    (Göttingen : Copernicus, 2013) Wu, Z.; Birmili, W.; Poulain, L.; Poulain, L.; Merkel, M.; Fahlbusch, B.; Van Pinxteren, D.; Herrmann, H.; Wiedensohler, A.
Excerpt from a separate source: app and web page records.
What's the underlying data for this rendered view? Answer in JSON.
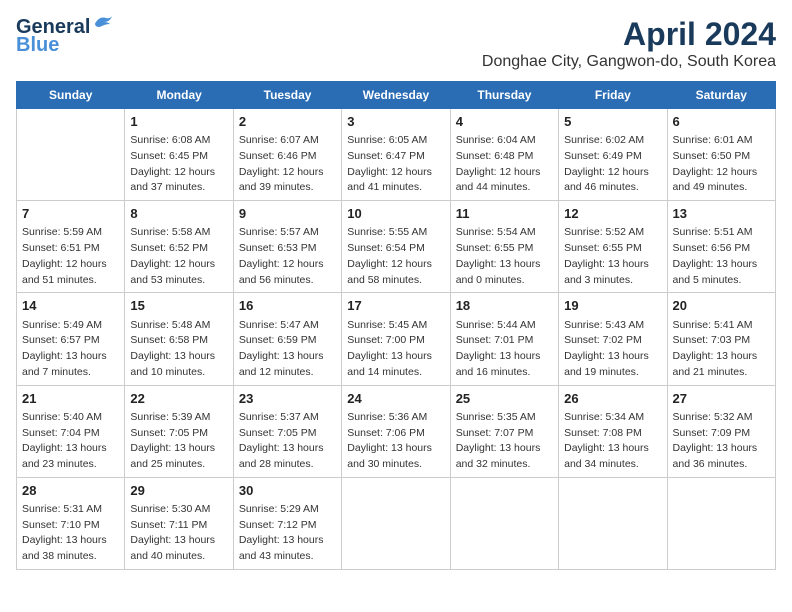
{
  "logo": {
    "line1": "General",
    "line2": "Blue"
  },
  "title": "April 2024",
  "location": "Donghae City, Gangwon-do, South Korea",
  "days_header": [
    "Sunday",
    "Monday",
    "Tuesday",
    "Wednesday",
    "Thursday",
    "Friday",
    "Saturday"
  ],
  "weeks": [
    [
      {
        "day": "",
        "info": ""
      },
      {
        "day": "1",
        "info": "Sunrise: 6:08 AM\nSunset: 6:45 PM\nDaylight: 12 hours\nand 37 minutes."
      },
      {
        "day": "2",
        "info": "Sunrise: 6:07 AM\nSunset: 6:46 PM\nDaylight: 12 hours\nand 39 minutes."
      },
      {
        "day": "3",
        "info": "Sunrise: 6:05 AM\nSunset: 6:47 PM\nDaylight: 12 hours\nand 41 minutes."
      },
      {
        "day": "4",
        "info": "Sunrise: 6:04 AM\nSunset: 6:48 PM\nDaylight: 12 hours\nand 44 minutes."
      },
      {
        "day": "5",
        "info": "Sunrise: 6:02 AM\nSunset: 6:49 PM\nDaylight: 12 hours\nand 46 minutes."
      },
      {
        "day": "6",
        "info": "Sunrise: 6:01 AM\nSunset: 6:50 PM\nDaylight: 12 hours\nand 49 minutes."
      }
    ],
    [
      {
        "day": "7",
        "info": "Sunrise: 5:59 AM\nSunset: 6:51 PM\nDaylight: 12 hours\nand 51 minutes."
      },
      {
        "day": "8",
        "info": "Sunrise: 5:58 AM\nSunset: 6:52 PM\nDaylight: 12 hours\nand 53 minutes."
      },
      {
        "day": "9",
        "info": "Sunrise: 5:57 AM\nSunset: 6:53 PM\nDaylight: 12 hours\nand 56 minutes."
      },
      {
        "day": "10",
        "info": "Sunrise: 5:55 AM\nSunset: 6:54 PM\nDaylight: 12 hours\nand 58 minutes."
      },
      {
        "day": "11",
        "info": "Sunrise: 5:54 AM\nSunset: 6:55 PM\nDaylight: 13 hours\nand 0 minutes."
      },
      {
        "day": "12",
        "info": "Sunrise: 5:52 AM\nSunset: 6:55 PM\nDaylight: 13 hours\nand 3 minutes."
      },
      {
        "day": "13",
        "info": "Sunrise: 5:51 AM\nSunset: 6:56 PM\nDaylight: 13 hours\nand 5 minutes."
      }
    ],
    [
      {
        "day": "14",
        "info": "Sunrise: 5:49 AM\nSunset: 6:57 PM\nDaylight: 13 hours\nand 7 minutes."
      },
      {
        "day": "15",
        "info": "Sunrise: 5:48 AM\nSunset: 6:58 PM\nDaylight: 13 hours\nand 10 minutes."
      },
      {
        "day": "16",
        "info": "Sunrise: 5:47 AM\nSunset: 6:59 PM\nDaylight: 13 hours\nand 12 minutes."
      },
      {
        "day": "17",
        "info": "Sunrise: 5:45 AM\nSunset: 7:00 PM\nDaylight: 13 hours\nand 14 minutes."
      },
      {
        "day": "18",
        "info": "Sunrise: 5:44 AM\nSunset: 7:01 PM\nDaylight: 13 hours\nand 16 minutes."
      },
      {
        "day": "19",
        "info": "Sunrise: 5:43 AM\nSunset: 7:02 PM\nDaylight: 13 hours\nand 19 minutes."
      },
      {
        "day": "20",
        "info": "Sunrise: 5:41 AM\nSunset: 7:03 PM\nDaylight: 13 hours\nand 21 minutes."
      }
    ],
    [
      {
        "day": "21",
        "info": "Sunrise: 5:40 AM\nSunset: 7:04 PM\nDaylight: 13 hours\nand 23 minutes."
      },
      {
        "day": "22",
        "info": "Sunrise: 5:39 AM\nSunset: 7:05 PM\nDaylight: 13 hours\nand 25 minutes."
      },
      {
        "day": "23",
        "info": "Sunrise: 5:37 AM\nSunset: 7:05 PM\nDaylight: 13 hours\nand 28 minutes."
      },
      {
        "day": "24",
        "info": "Sunrise: 5:36 AM\nSunset: 7:06 PM\nDaylight: 13 hours\nand 30 minutes."
      },
      {
        "day": "25",
        "info": "Sunrise: 5:35 AM\nSunset: 7:07 PM\nDaylight: 13 hours\nand 32 minutes."
      },
      {
        "day": "26",
        "info": "Sunrise: 5:34 AM\nSunset: 7:08 PM\nDaylight: 13 hours\nand 34 minutes."
      },
      {
        "day": "27",
        "info": "Sunrise: 5:32 AM\nSunset: 7:09 PM\nDaylight: 13 hours\nand 36 minutes."
      }
    ],
    [
      {
        "day": "28",
        "info": "Sunrise: 5:31 AM\nSunset: 7:10 PM\nDaylight: 13 hours\nand 38 minutes."
      },
      {
        "day": "29",
        "info": "Sunrise: 5:30 AM\nSunset: 7:11 PM\nDaylight: 13 hours\nand 40 minutes."
      },
      {
        "day": "30",
        "info": "Sunrise: 5:29 AM\nSunset: 7:12 PM\nDaylight: 13 hours\nand 43 minutes."
      },
      {
        "day": "",
        "info": ""
      },
      {
        "day": "",
        "info": ""
      },
      {
        "day": "",
        "info": ""
      },
      {
        "day": "",
        "info": ""
      }
    ]
  ]
}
    This study examines the hygroscopicity of newly formed particles (diameters range 25-45 nm) during two atmospheric new particle formation (NPF) events in the German mid-level mountains during the Hill Cap Cloud Thuringia 2010 (HCCT-2010) field experiment. At the end of the NPF event involving clear particle growth, we measured an unusually high soluble particle fraction of 58.5% at 45 nm particle size. The particle growth rate contributed through sulfuric acid condensation only accounts for around 6.5% of the observed growth rate. Estimations showed that sulfuric acid condensation explained, however, only around 10% of that soluble particle fraction. Therefore, the formation of additional water-soluble matter appears imperative to explain the missing soluble fraction. Although direct evidence is missing, we consider water-soluble organics as candidates for this mechanism. For the case with clear growth process, the particle growth rate was determined by two alternative methods based on tracking the mode diameter of the nucleation mode. The mean particle growth rate obtained from the inter-site data comparison using Lagrangian consideration is 3.8 (± 2.6) nm h-1. During the same period, the growth rate calculated based on one site data is 5.0 nm h-1 using log-normal distribution function method. In light of the fact that considerable uncertainties could be involved in both methods, we consider both estimated growth rates consistent.